*** Begin section ***

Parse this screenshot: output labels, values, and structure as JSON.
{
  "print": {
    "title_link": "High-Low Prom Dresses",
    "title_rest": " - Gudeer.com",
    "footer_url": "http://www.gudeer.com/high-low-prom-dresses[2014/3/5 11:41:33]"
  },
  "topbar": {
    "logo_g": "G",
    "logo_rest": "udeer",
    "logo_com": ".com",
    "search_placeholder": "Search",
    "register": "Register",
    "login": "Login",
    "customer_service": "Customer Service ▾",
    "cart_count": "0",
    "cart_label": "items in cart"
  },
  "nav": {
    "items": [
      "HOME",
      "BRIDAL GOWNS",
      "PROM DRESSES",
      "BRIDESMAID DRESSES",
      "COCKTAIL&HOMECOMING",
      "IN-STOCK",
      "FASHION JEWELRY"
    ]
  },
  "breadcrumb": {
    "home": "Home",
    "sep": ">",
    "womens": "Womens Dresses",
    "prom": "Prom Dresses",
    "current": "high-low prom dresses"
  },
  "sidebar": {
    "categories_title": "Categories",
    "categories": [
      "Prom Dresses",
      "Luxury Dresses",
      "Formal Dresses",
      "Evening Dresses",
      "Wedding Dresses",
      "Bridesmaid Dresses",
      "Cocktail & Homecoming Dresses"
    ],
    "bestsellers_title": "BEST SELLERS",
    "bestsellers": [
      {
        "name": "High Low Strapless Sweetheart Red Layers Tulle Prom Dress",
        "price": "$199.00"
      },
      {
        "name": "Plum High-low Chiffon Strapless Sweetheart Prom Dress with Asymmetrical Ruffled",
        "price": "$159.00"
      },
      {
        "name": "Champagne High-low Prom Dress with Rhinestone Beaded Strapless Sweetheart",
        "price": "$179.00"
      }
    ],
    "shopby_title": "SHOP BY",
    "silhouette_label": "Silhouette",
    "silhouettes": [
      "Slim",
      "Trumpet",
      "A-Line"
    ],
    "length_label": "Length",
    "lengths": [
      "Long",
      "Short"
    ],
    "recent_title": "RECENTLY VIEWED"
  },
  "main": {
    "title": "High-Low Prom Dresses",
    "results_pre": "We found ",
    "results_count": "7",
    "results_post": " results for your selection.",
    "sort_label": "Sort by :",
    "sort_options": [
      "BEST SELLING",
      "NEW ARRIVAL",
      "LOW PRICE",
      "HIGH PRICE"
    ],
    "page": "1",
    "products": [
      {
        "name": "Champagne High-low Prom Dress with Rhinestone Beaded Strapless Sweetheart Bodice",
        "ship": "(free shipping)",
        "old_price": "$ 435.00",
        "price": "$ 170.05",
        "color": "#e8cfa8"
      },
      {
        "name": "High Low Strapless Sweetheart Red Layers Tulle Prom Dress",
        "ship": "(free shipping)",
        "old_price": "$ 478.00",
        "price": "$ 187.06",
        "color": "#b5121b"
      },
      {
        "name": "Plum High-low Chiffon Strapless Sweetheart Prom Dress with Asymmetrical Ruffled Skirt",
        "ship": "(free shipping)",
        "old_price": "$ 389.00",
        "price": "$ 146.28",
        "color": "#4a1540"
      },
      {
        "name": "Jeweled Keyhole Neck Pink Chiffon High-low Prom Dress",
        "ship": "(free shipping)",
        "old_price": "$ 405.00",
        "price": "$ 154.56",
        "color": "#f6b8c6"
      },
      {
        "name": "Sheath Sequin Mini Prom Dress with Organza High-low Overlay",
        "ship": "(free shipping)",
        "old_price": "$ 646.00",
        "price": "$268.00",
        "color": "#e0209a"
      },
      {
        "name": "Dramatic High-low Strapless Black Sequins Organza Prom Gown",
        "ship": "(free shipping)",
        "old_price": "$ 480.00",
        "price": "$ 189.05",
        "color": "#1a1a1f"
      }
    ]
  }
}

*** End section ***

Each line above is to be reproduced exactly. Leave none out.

Parse this screenshot: output labels, values, and structure as JSON.
{
  "print": {
    "title_link": "High-Low Prom Dresses",
    "title_rest": " - Gudeer.com",
    "footer_url": "http://www.gudeer.com/high-low-prom-dresses[2014/3/5 11:41:33]"
  },
  "topbar": {
    "logo_g": "G",
    "logo_rest": "udeer",
    "logo_com": ".com",
    "search_placeholder": "Search",
    "register": "Register",
    "login": "Login",
    "customer_service": "Customer Service ▾",
    "cart_count": "0",
    "cart_label": "items in cart"
  },
  "nav": {
    "items": [
      "HOME",
      "BRIDAL GOWNS",
      "PROM DRESSES",
      "BRIDESMAID DRESSES",
      "COCKTAIL&HOMECOMING",
      "IN-STOCK",
      "FASHION JEWELRY"
    ]
  },
  "breadcrumb": {
    "home": "Home",
    "sep": ">",
    "womens": "Womens Dresses",
    "prom": "Prom Dresses",
    "current": "high-low prom dresses"
  },
  "sidebar": {
    "categories_title": "Categories",
    "categories": [
      "Prom Dresses",
      "Luxury Dresses",
      "Formal Dresses",
      "Evening Dresses",
      "Wedding Dresses",
      "Bridesmaid Dresses",
      "Cocktail & Homecoming Dresses"
    ],
    "bestsellers_title": "BEST SELLERS",
    "bestsellers": [
      {
        "name": "High Low Strapless Sweetheart Red Layers Tulle Prom Dress",
        "price": "$199.00"
      },
      {
        "name": "Plum High-low Chiffon Strapless Sweetheart Prom Dress with Asymmetrical Ruffled",
        "price": "$159.00"
      },
      {
        "name": "Champagne High-low Prom Dress with Rhinestone Beaded Strapless Sweetheart",
        "price": "$179.00"
      }
    ],
    "shopby_title": "SHOP BY",
    "silhouette_label": "Silhouette",
    "silhouettes": [
      "Slim",
      "Trumpet",
      "A-Line"
    ],
    "length_label": "Length",
    "lengths": [
      "Long",
      "Short"
    ],
    "recent_title": "RECENTLY VIEWED"
  },
  "main": {
    "title": "High-Low Prom Dresses",
    "results_pre": "We found ",
    "results_count": "7",
    "results_post": " results for your selection.",
    "sort_label": "Sort by :",
    "sort_options": [
      "BEST SELLING",
      "NEW ARRIVAL",
      "LOW PRICE",
      "HIGH PRICE"
    ],
    "page": "1",
    "products": [
      {
        "name": "Champagne High-low Prom Dress with Rhinestone Beaded Strapless Sweetheart Bodice",
        "ship": "(free shipping)",
        "old_price": "$ 435.00",
        "price": "$ 170.05",
        "color": "#e8cfa8"
      },
      {
        "name": "High Low Strapless Sweetheart Red Layers Tulle Prom Dress",
        "ship": "(free shipping)",
        "old_price": "$ 478.00",
        "price": "$ 187.06",
        "color": "#b5121b"
      },
      {
        "name": "Plum High-low Chiffon Strapless Sweetheart Prom Dress with Asymmetrical Ruffled Skirt",
        "ship": "(free shipping)",
        "old_price": "$ 389.00",
        "price": "$ 146.28",
        "color": "#4a1540"
      },
      {
        "name": "Jeweled Keyhole Neck Pink Chiffon High-low Prom Dress",
        "ship": "(free shipping)",
        "old_price": "$ 405.00",
        "price": "$ 154.56",
        "color": "#f6b8c6"
      },
      {
        "name": "Sheath Sequin Mini Prom Dress with Organza High-low Overlay",
        "ship": "(free shipping)",
        "old_price": "$ 646.00",
        "price": "$268.00",
        "color": "#e0209a"
      },
      {
        "name": "Dramatic High-low Strapless Black Sequins Organza Prom Gown",
        "ship": "(free shipping)",
        "old_price": "$ 480.00",
        "price": "$ 189.05",
        "color": "#1a1a1f"
      }
    ]
  }
}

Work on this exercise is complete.